At a young age I do not think we understood the importance of what he was doing. I clearly remember my little brother Thomas when he was a few years old asking my dad “Daddy, when are you going to get a REAL job?” of course everyone laughed at that. It wasn’t until we were older that we realized what a REAL job farming is.That is one thing I try to impress upon young kids when I visit schools, I put it to them like this “farmers have jobs just like their parents, but instead of driving to the office, they go out and grow our food.”

Like with any job, some days in farming are better than others. There are the days when tractors won’t start, you lock the keys in the truck, animals die, belts break, employees don’t show up, not enough rain, too much rain, extreme heat, and extreme cold. Whatever the circumstances things still have to be finished. Crops nor animals can wait for better weather, vacations to be over, etc. I often run into people who question farmers and their care of their animals. They often will scoff that “farmers are only doing it for the money.” In a sense that is true, it is a business you have to retain profitability in order to keep going (however every year profitability does not always happen). Farmers show the utmost care and concern for their livestock and their well-being. Right now for example it is winter time in most parts of the country (Alabama’s weather has not yet realized it is winter), but winter time can be tough to function outdoors, must less have to care for livestock like my friend Melissa Keyes and her family does out in Springfield, Nebraska. Currently they have about 150 mama cows that will be having calves within the next two months. No matter the conditions they provide the best care for their Angus cattle.


Right before Christmas she explained some of the challenges snow provides for their farm and even talked about how Christmas morning was like any other morning until the cows were fed and the snow was shoveled out of the bunkers. Other friends have talked about times when they had to postpone vacations, dates, and other events due to sick or pregnant animals. Would you postpone a family vacation because your dog or cat was sick?

When it all comes down to it I think one of the main reasons farmers continue to do what they do amist the challenges they face is pride. Not a bad kind of pride, pride in the product of their toil. I’m starting to see that through my own experiences. As I have mentioned previously I am growing my first crops of my own this year. I am so proud of my wheat! I planted it in November and it is coming along so nicely. I love watching it grow and figuring out the best way to make sure it is harvested successfully.  



My brother went home this weekend and I was not able to, but I was so excited to get to see the pictures of how it has grown since I saw it last. My dad has often talked about cotton. It is a pretty cantankerous crop to grow. It takes a lot of oversight and adjusting throughout its growing span, but when it is opening up and has reached maturity it is something you look at and are proud of. Farmers take pride in what they produce whether it be a cow, cotton, catfish, peanuts, alfalfa, you name it. Also farmers take great pride in what they are doing: feeding their families, country and world. We are adding a million people to the world’s population every five days which is equal to a Chicago every week! Farmers are a necessity to feed all of these new people being added to the world daily.

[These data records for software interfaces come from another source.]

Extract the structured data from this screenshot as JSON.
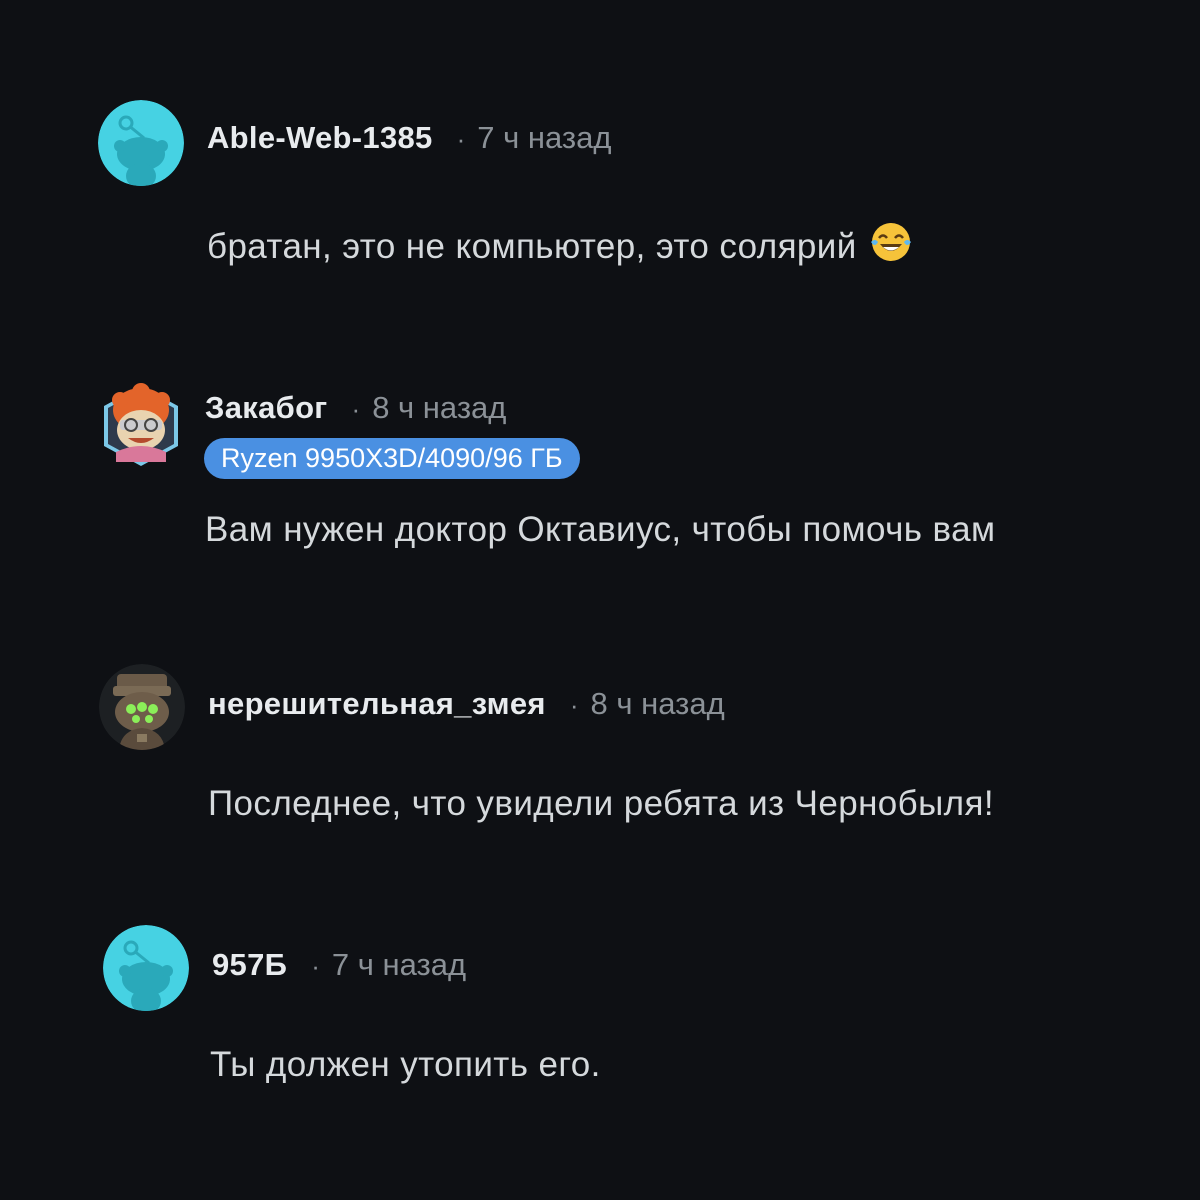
{
  "colors": {
    "background": "#0e1014",
    "username": "#e8ebee",
    "meta": "#8b9197",
    "body": "#d5d9dc",
    "flair": "#4a90e2",
    "default_avatar": "#46d2e3"
  },
  "comments": [
    {
      "username": "Able-Web-1385",
      "separator": "·",
      "time": "7 ч назад",
      "text": "братан, это не компьютер, это солярий",
      "emoji": "face-with-tears-of-joy-icon",
      "avatar": "default-snoo-avatar-icon"
    },
    {
      "username": "Закабог",
      "separator": "·",
      "time": "8 ч назад",
      "flair": "Ryzen 9950X3D/4090/96 ГБ",
      "text": "Вам нужен доктор Октавиус, чтобы помочь вам",
      "avatar": "custom-snoo-avatar-icon"
    },
    {
      "username": "нерешительная_змея",
      "separator": "·",
      "time": "8 ч назад",
      "text": "Последнее, что увидели ребята из Чернобыля!",
      "avatar": "robot-snoo-avatar-icon"
    },
    {
      "username": "957Б",
      "separator": "·",
      "time": "7 ч назад",
      "text": "Ты должен утопить его.",
      "avatar": "default-snoo-avatar-icon"
    }
  ]
}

Farmers also take pride in their lifestyle. A lot of my friends in other colleges here at Auburn have the idea that being an “ag major” is just that an ag major. Being an agriculture major is so much more than just a course of study. It is a way of life and extremely important to the continued survival of mankind. Farmers take pride in the life lessons and values learned on the farm.


Farmers love what they do and take pride in it, otherwise they wouldn’t do it. They love the land, their animals, people, the sun, rain, and the challenge. It is a job demanding of their time and physical bodies, but it is a noble profession and wonderful way of life. I know I wouldn’t trade it for anything else. I realize it is not for everyone and I’m not saying anyone who doesn’t is inferior. The pride and love of agriculture and its future is what keeps me and two million other farmers in the United States plowing on.